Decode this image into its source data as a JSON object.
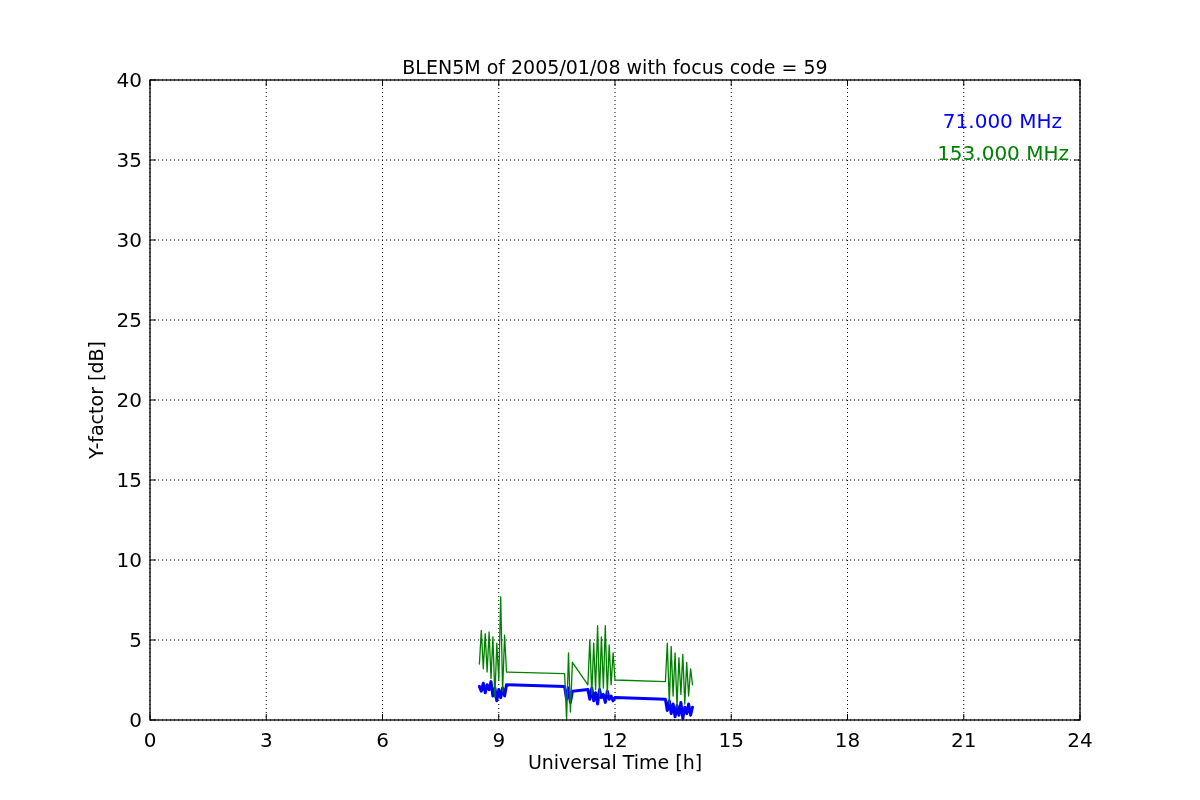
{
  "figure": {
    "chart_data": {
      "type": "line",
      "grid": true,
      "title": "BLEN5M of 2005/01/08 with focus code = 59",
      "xlabel": "Universal Time [h]",
      "ylabel": "Y-factor [dB]",
      "xlim": [
        0,
        24
      ],
      "ylim": [
        0,
        40
      ],
      "xticks": [
        0,
        3,
        6,
        9,
        12,
        15,
        18,
        21,
        24
      ],
      "yticks": [
        0,
        5,
        10,
        15,
        20,
        25,
        30,
        35,
        40
      ],
      "series": [
        {
          "name": "71.000 MHz",
          "color": "#0000ff",
          "x": [
            8.5,
            8.55,
            8.6,
            8.65,
            8.7,
            8.75,
            8.8,
            8.85,
            8.9,
            8.95,
            9.0,
            9.05,
            9.1,
            9.15,
            9.2,
            10.7,
            10.75,
            10.8,
            10.85,
            10.9,
            11.3,
            11.35,
            11.4,
            11.45,
            11.5,
            11.55,
            11.6,
            11.65,
            11.7,
            11.75,
            11.8,
            11.85,
            11.9,
            11.95,
            12.0,
            13.3,
            13.35,
            13.4,
            13.45,
            13.5,
            13.55,
            13.6,
            13.65,
            13.7,
            13.75,
            13.8,
            13.85,
            13.9,
            13.95,
            14.0
          ],
          "values": [
            2.1,
            1.8,
            2.3,
            1.7,
            2.2,
            1.9,
            2.4,
            1.5,
            2.0,
            1.2,
            1.9,
            1.4,
            2.0,
            1.5,
            2.2,
            2.1,
            1.3,
            2.0,
            1.1,
            1.8,
            1.9,
            1.3,
            2.0,
            1.2,
            1.7,
            1.0,
            1.9,
            1.4,
            1.6,
            1.1,
            1.8,
            1.3,
            1.5,
            1.2,
            1.4,
            1.3,
            0.6,
            1.2,
            0.4,
            1.0,
            0.2,
            0.9,
            0.3,
            1.1,
            0.1,
            0.8,
            0.4,
            1.0,
            0.3,
            0.8
          ]
        },
        {
          "name": "153.000 MHz",
          "color": "#008000",
          "x": [
            8.5,
            8.55,
            8.6,
            8.65,
            8.7,
            8.75,
            8.8,
            8.85,
            8.9,
            8.95,
            9.0,
            9.05,
            9.1,
            9.15,
            9.2,
            10.7,
            10.75,
            10.8,
            10.85,
            10.9,
            11.3,
            11.35,
            11.4,
            11.45,
            11.5,
            11.55,
            11.6,
            11.65,
            11.7,
            11.75,
            11.8,
            11.85,
            11.9,
            11.95,
            12.0,
            13.3,
            13.35,
            13.4,
            13.45,
            13.5,
            13.55,
            13.6,
            13.65,
            13.7,
            13.75,
            13.8,
            13.85,
            13.9,
            13.95,
            14.0
          ],
          "values": [
            3.5,
            5.6,
            3.2,
            5.4,
            3.0,
            5.5,
            2.6,
            5.2,
            1.4,
            4.8,
            2.5,
            7.7,
            1.8,
            5.3,
            3.0,
            2.9,
            0.0,
            4.2,
            0.5,
            3.6,
            2.2,
            5.0,
            1.6,
            4.8,
            1.9,
            5.9,
            1.5,
            5.2,
            2.0,
            5.9,
            1.6,
            4.7,
            2.2,
            4.2,
            2.5,
            2.4,
            4.8,
            1.0,
            4.6,
            1.5,
            4.2,
            0.8,
            3.9,
            1.6,
            4.1,
            1.0,
            3.6,
            1.5,
            3.2,
            2.2
          ]
        }
      ]
    }
  }
}
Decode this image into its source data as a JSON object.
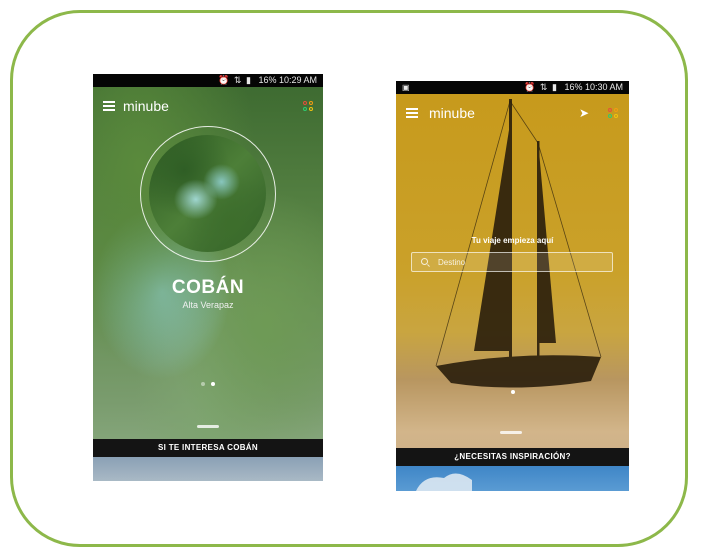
{
  "screen1": {
    "status": {
      "icons": "⏰ ⇅ ▮",
      "battery": "16%",
      "time": "10:29 AM"
    },
    "brand": "minube",
    "destination": {
      "city": "COBÁN",
      "region": "Alta Verapaz"
    },
    "cta_label": "SI TE INTERESA COBÁN"
  },
  "screen2": {
    "status": {
      "left_icon": "▣",
      "icons": "⏰ ⇅ ▮",
      "battery": "16%",
      "time": "10:30 AM"
    },
    "brand": "minube",
    "tagline": "Tu viaje empieza aquí",
    "search": {
      "placeholder": "Destino"
    },
    "cta_label": "¿NECESITAS INSPIRACIÓN?"
  },
  "colors": {
    "frame_border": "#8db84a",
    "cta_bar": "#141414",
    "status_bar": "#050505"
  },
  "icons": {
    "menu": "hamburger-icon",
    "brand_dots": "colored-dots-icon",
    "navigation": "navigation-arrow-icon",
    "search": "magnifier-icon"
  }
}
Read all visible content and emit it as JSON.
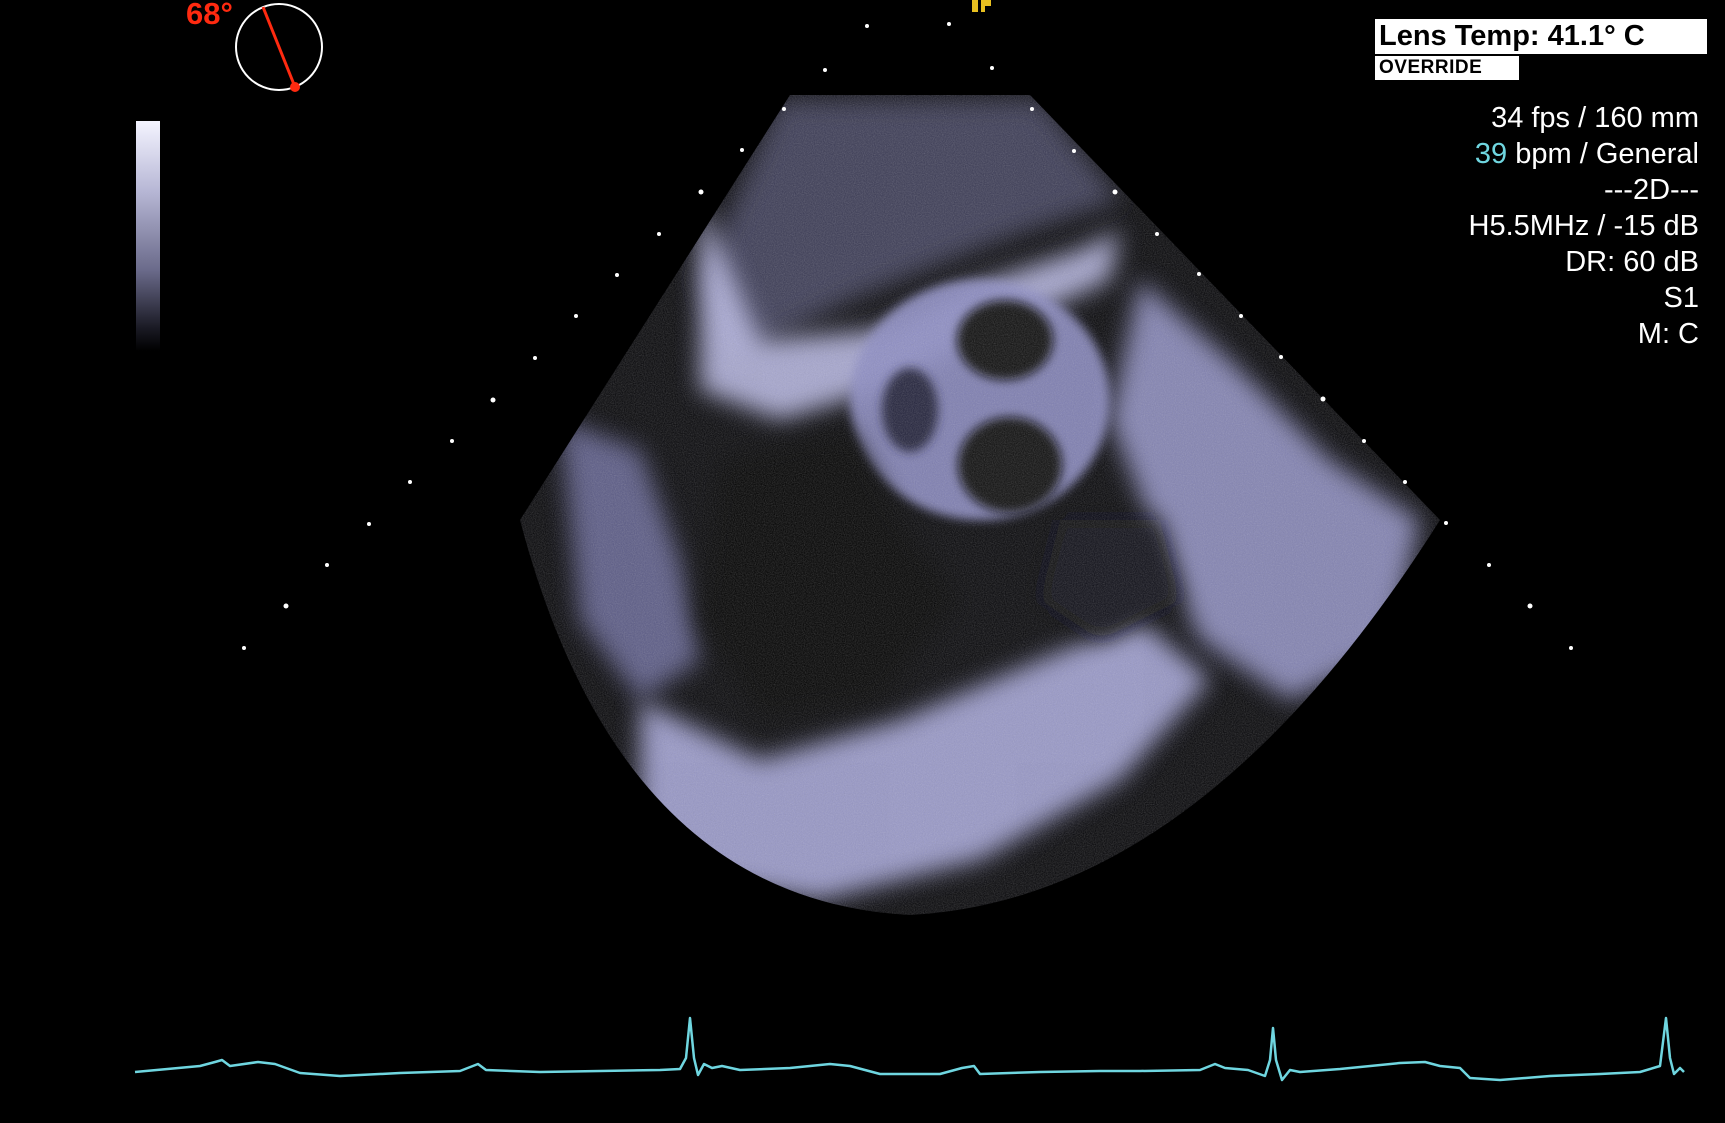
{
  "probe": {
    "angle_label": "68°",
    "angle_degrees": 68,
    "dial_color": "#ff2a10"
  },
  "header": {
    "lens_temp": "Lens Temp: 41.1° C",
    "override_label": "OVERRIDE"
  },
  "params": {
    "fps_depth": "34 fps / 160 mm",
    "bpm_value": "39",
    "bpm_suffix": " bpm / General",
    "mode": "---2D---",
    "frequency_gain": "H5.5MHz / -15 dB",
    "dynamic_range": "DR: 60 dB",
    "setting": "S1",
    "map": "M: C"
  },
  "colors": {
    "ecg_trace": "#6fd6e0",
    "background": "#000000",
    "tissue_tint": "#c8c8f0",
    "marker_yellow": "#e8c020"
  },
  "icons": {
    "angle_dial": "probe-angle-dial-icon",
    "probe_marker": "probe-orientation-marker-icon"
  }
}
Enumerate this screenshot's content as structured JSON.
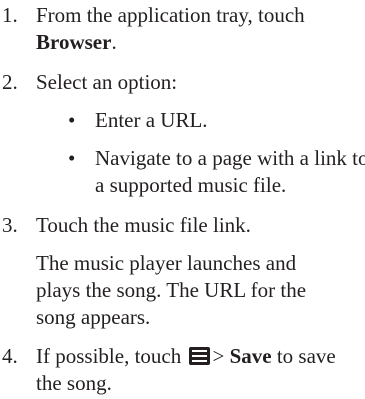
{
  "steps": [
    {
      "number": "1.",
      "lines": [
        "From the application tray, touch",
        "Browser",
        "."
      ]
    },
    {
      "number": "2.",
      "text": "Select an option:",
      "bullets": [
        {
          "symbol": "•",
          "lines": [
            "Enter a URL."
          ]
        },
        {
          "symbol": "•",
          "lines": [
            "Navigate to a page with a link to",
            "a supported music file."
          ]
        }
      ]
    },
    {
      "number": "3.",
      "text": "Touch the music file link.",
      "paragraph": [
        "The music player launches and",
        "plays the song. The URL for the",
        "song appears."
      ]
    },
    {
      "number": "4.",
      "parts": {
        "pre": "If possible, touch",
        "icon": "menu-icon",
        "sep": ">",
        "bold": "Save",
        "post": "to save"
      },
      "lines": [
        "the song."
      ]
    }
  ]
}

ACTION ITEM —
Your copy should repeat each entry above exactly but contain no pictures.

SOLUTION BELOW —
Decode this image into its source data as a JSON object.
{
  "figure": {
    "chart_data": {
      "type": "line",
      "grid": true,
      "title": "BLEN5M of 2005/01/08 with focus code = 59",
      "xlabel": "Universal Time [h]",
      "ylabel": "Y-factor [dB]",
      "xlim": [
        0,
        24
      ],
      "ylim": [
        0,
        40
      ],
      "xticks": [
        0,
        3,
        6,
        9,
        12,
        15,
        18,
        21,
        24
      ],
      "yticks": [
        0,
        5,
        10,
        15,
        20,
        25,
        30,
        35,
        40
      ],
      "series": [
        {
          "name": "71.000 MHz",
          "color": "#0000ff",
          "x": [
            8.5,
            8.55,
            8.6,
            8.65,
            8.7,
            8.75,
            8.8,
            8.85,
            8.9,
            8.95,
            9.0,
            9.05,
            9.1,
            9.15,
            9.2,
            10.7,
            10.75,
            10.8,
            10.85,
            10.9,
            11.3,
            11.35,
            11.4,
            11.45,
            11.5,
            11.55,
            11.6,
            11.65,
            11.7,
            11.75,
            11.8,
            11.85,
            11.9,
            11.95,
            12.0,
            13.3,
            13.35,
            13.4,
            13.45,
            13.5,
            13.55,
            13.6,
            13.65,
            13.7,
            13.75,
            13.8,
            13.85,
            13.9,
            13.95,
            14.0
          ],
          "values": [
            2.1,
            1.8,
            2.3,
            1.7,
            2.2,
            1.9,
            2.4,
            1.5,
            2.0,
            1.2,
            1.9,
            1.4,
            2.0,
            1.5,
            2.2,
            2.1,
            1.3,
            2.0,
            1.1,
            1.8,
            1.9,
            1.3,
            2.0,
            1.2,
            1.7,
            1.0,
            1.9,
            1.4,
            1.6,
            1.1,
            1.8,
            1.3,
            1.5,
            1.2,
            1.4,
            1.3,
            0.6,
            1.2,
            0.4,
            1.0,
            0.2,
            0.9,
            0.3,
            1.1,
            0.1,
            0.8,
            0.4,
            1.0,
            0.3,
            0.8
          ]
        },
        {
          "name": "153.000 MHz",
          "color": "#008000",
          "x": [
            8.5,
            8.55,
            8.6,
            8.65,
            8.7,
            8.75,
            8.8,
            8.85,
            8.9,
            8.95,
            9.0,
            9.05,
            9.1,
            9.15,
            9.2,
            10.7,
            10.75,
            10.8,
            10.85,
            10.9,
            11.3,
            11.35,
            11.4,
            11.45,
            11.5,
            11.55,
            11.6,
            11.65,
            11.7,
            11.75,
            11.8,
            11.85,
            11.9,
            11.95,
            12.0,
            13.3,
            13.35,
            13.4,
            13.45,
            13.5,
            13.55,
            13.6,
            13.65,
            13.7,
            13.75,
            13.8,
            13.85,
            13.9,
            13.95,
            14.0
          ],
          "values": [
            3.5,
            5.6,
            3.2,
            5.4,
            3.0,
            5.5,
            2.6,
            5.2,
            1.4,
            4.8,
            2.5,
            7.7,
            1.8,
            5.3,
            3.0,
            2.9,
            0.0,
            4.2,
            0.5,
            3.6,
            2.2,
            5.0,
            1.6,
            4.8,
            1.9,
            5.9,
            1.5,
            5.2,
            2.0,
            5.9,
            1.6,
            4.7,
            2.2,
            4.2,
            2.5,
            2.4,
            4.8,
            1.0,
            4.6,
            1.5,
            4.2,
            0.8,
            3.9,
            1.6,
            4.1,
            1.0,
            3.6,
            1.5,
            3.2,
            2.2
          ]
        }
      ]
    }
  }
}
Decode this image into its source data as a JSON object.
{
  "screen1": {
    "status": {
      "icons": "⏰ ⇅ ▮",
      "battery": "16%",
      "time": "10:29 AM"
    },
    "brand": "minube",
    "destination": {
      "city": "COBÁN",
      "region": "Alta Verapaz"
    },
    "cta_label": "SI TE INTERESA COBÁN"
  },
  "screen2": {
    "status": {
      "left_icon": "▣",
      "icons": "⏰ ⇅ ▮",
      "battery": "16%",
      "time": "10:30 AM"
    },
    "brand": "minube",
    "tagline": "Tu viaje empieza aquí",
    "search": {
      "placeholder": "Destino"
    },
    "cta_label": "¿NECESITAS INSPIRACIÓN?"
  },
  "colors": {
    "frame_border": "#8db84a",
    "cta_bar": "#141414",
    "status_bar": "#050505"
  },
  "icons": {
    "menu": "hamburger-icon",
    "brand_dots": "colored-dots-icon",
    "navigation": "navigation-arrow-icon",
    "search": "magnifier-icon"
  }
}
Read all visible content and emit it as JSON.
{
  "probe": {
    "angle_label": "68°",
    "angle_degrees": 68,
    "dial_color": "#ff2a10"
  },
  "header": {
    "lens_temp": "Lens Temp: 41.1° C",
    "override_label": "OVERRIDE"
  },
  "params": {
    "fps_depth": "34 fps / 160 mm",
    "bpm_value": "39",
    "bpm_suffix": " bpm / General",
    "mode": "---2D---",
    "frequency_gain": "H5.5MHz / -15 dB",
    "dynamic_range": "DR: 60 dB",
    "setting": "S1",
    "map": "M: C"
  },
  "colors": {
    "ecg_trace": "#6fd6e0",
    "background": "#000000",
    "tissue_tint": "#c8c8f0",
    "marker_yellow": "#e8c020"
  },
  "icons": {
    "angle_dial": "probe-angle-dial-icon",
    "probe_marker": "probe-orientation-marker-icon"
  }
}
Enumerate this screenshot's content as structured JSON.
{
  "steps": [
    {
      "number": "1.",
      "lines": [
        "From the application tray, touch",
        "Browser",
        "."
      ]
    },
    {
      "number": "2.",
      "text": "Select an option:",
      "bullets": [
        {
          "symbol": "•",
          "lines": [
            "Enter a URL."
          ]
        },
        {
          "symbol": "•",
          "lines": [
            "Navigate to a page with a link to",
            "a supported music file."
          ]
        }
      ]
    },
    {
      "number": "3.",
      "text": "Touch the music file link.",
      "paragraph": [
        "The music player launches and",
        "plays the song. The URL for the",
        "song appears."
      ]
    },
    {
      "number": "4.",
      "parts": {
        "pre": "If possible, touch",
        "icon": "menu-icon",
        "sep": ">",
        "bold": "Save",
        "post": "to save"
      },
      "lines": [
        "the song."
      ]
    }
  ]
}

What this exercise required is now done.